Life on and off the waters of the Wood River Valley
Three Reads: Autumnal Themes
Hemingway, Steinbeck & the last days of the Comanches
Autumn is a great time of year to be a reader. There’s just something especially enjoyable about opening the pages of a new book as the leaves and temperatures are falling.
In autumn’s honor, here are three fall-inspired reads for a variety of literary appetites: One is about the last days of a man’s life during an autumn in Italy. Another is about a famous writer spending the autumn of his life driving across the country with his dog. And the third, a story about a bloody slice of America’s overlooked history—the fall of the nation’s most powerful Indian tribe, the Comanches.
Across the River and into the Trees
By Ernest Hemingway (1950, Scribner)
Colonel Richard Cantwell is the prototypical Hemingway protagonist. He’s tough, flawed and mangled. He’s got some regrets, likes to drink and finds relationships with troubled women appealing.

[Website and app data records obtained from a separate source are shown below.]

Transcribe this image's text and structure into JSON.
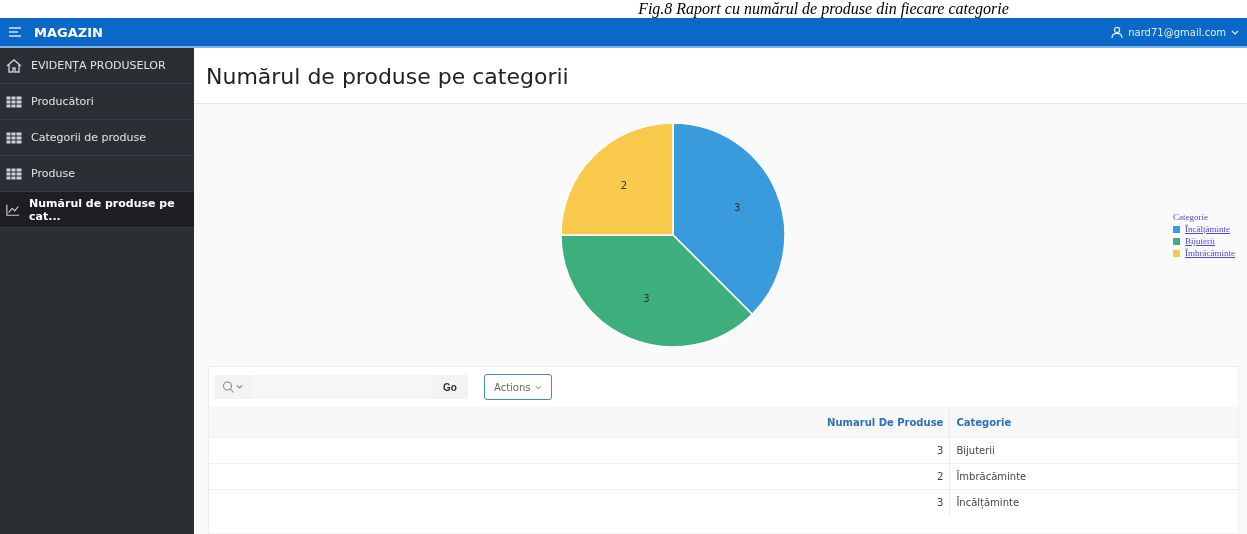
{
  "caption": "Fig.8 Raport cu numărul de produse din fiecare categorie",
  "header": {
    "app_name": "MAGAZIN",
    "user": "nard71@gmail.com"
  },
  "sidebar": {
    "items": [
      {
        "label": "EVIDENȚA PRODUSELOR",
        "kind": "home",
        "selected": false
      },
      {
        "label": "Producători",
        "kind": "table",
        "selected": false
      },
      {
        "label": "Categorii de produse",
        "kind": "table",
        "selected": false
      },
      {
        "label": "Produse",
        "kind": "table",
        "selected": false
      },
      {
        "label": "Numărul de produse pe cat...",
        "kind": "chart",
        "selected": true
      }
    ]
  },
  "page_title": "Numărul de produse pe categorii",
  "chart": {
    "chart_data": {
      "type": "pie",
      "categories": [
        "Încălțăminte",
        "Bijuterii",
        "Îmbrăcăminte"
      ],
      "series": [
        {
          "name": "Categorie",
          "values": [
            3,
            3,
            2
          ]
        }
      ],
      "data_labels": true
    },
    "legend": [
      {
        "color": "#3a9bdc"
      },
      {
        "color": "#3daf7c"
      },
      {
        "color": "#f8c94b"
      }
    ]
  },
  "toolbar": {
    "go": "Go",
    "actions": "Actions"
  },
  "table": {
    "columns": [
      "Numarul De Produse",
      "Categorie"
    ],
    "rows": [
      [
        "3",
        "Bijuterii"
      ],
      [
        "2",
        "Îmbrăcăminte"
      ],
      [
        "3",
        "Încălțăminte"
      ]
    ]
  }
}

Many critics consider this one of Hemingway’s worst efforts. But I—like any biased fan of Papa—really enjoyed the book. It’s a good, manly read that goes well with a shot of whiskey and some kind of wild game, preferably duck. Across the River and into the Trees is an easy read that touches on the loneliness of the last days of life and can cause the reflective reader to think about the impacts and hopes of your own life.
The entire book takes place during an autumn day in Venice, and Hemingway brings the Italian seaport to such life that you can almost taste the Bellinis at Harry’s Bar and the stench of the famous canals.
“I’m a lucky son of a bitch and I should never be sad about anything.” –Papa Hemingway
Travels with Charley: In Search of America
by John Steinbeck (1932, Viking Penguin)
In a lot of ways, this book is the polar opposite of Steinbeck’s celebrated novels like The Grapes of Wrath, Of Mice and Men or Cannery Row. Those are works of fiction about folks struggling to make it in America. Travels with Charley is a work of “nonfiction”—though many critics, including his own son, said Steinbeck made up some of the characters in the book.
Regardless of their factual content, Steinbeck’s hit novels also have something in common with this book about roaming around the nation in a pick-up truck with a camper on top and a poodle named Charlie as co-pilot. They share the author’s skilled perceptions about the real struggles of life in America
Written during the autumn of the Noble Prize-winning author’s life, Travels with Charlie is everything Steinbeck was famous for; it is humorous, raw, full of hope and hopelessness. Steinbeck’s take on motor-less motor homes is brilliant and dog lovers are sure to enjoy the human/canine camaraderie.
“A trip, a safari, an exploration, is an entity in itself. It has personality, temperament, individuality, uniqueness …. We find that after years of struggle that we do not take a trip; a trip takes us.” –John Steinbeck
Empire of the Summer Moon: Quanah Parker and the Rise and Fall of the Comanches, the Most Powerful Indian Tribe in American History
By S.C. Gwynne (2010, Scribner)
While it may take a while to read the subtitle of this book, the story itself is a swift and fascinating account of one of the most overlooked—and violent—periods of American history.
Empire of the Summer Moon is the story of the last days of what was arguably the most powerful Native American tribe ever, the Comanches. Known for their unsurpassed equestrian skills, the tribe eventually gave in to the advances of America’s unrelenting westward expansion.
Gwynne, who spoke at last summer’s Sun Valley Writer’s Conference, somehow manages to get the reader to empathize with not only the vindictive and grotesquely violent Comanches, but also with the hardened men who eventually took the ever-roaming tribe down.
Amazingly enough, the Comanches last, drawn-out stand was led by an Indian whose mother was once part of a now storied white family from Texas. Quannah Parker became the last great Chief of the Comanches. This is a must read for fans of Western or American history.
“So many raids were made by moonlight that in Texas a full, bright spring or summer moon is still known as a Comanche Moon.” –S.C. Gwynne
*Pick up copies of these books locally in Ketchum at the new Chapter One location on Second Street or at Iconoclast (which also has a great website for online purchases) on Sun Valley Road.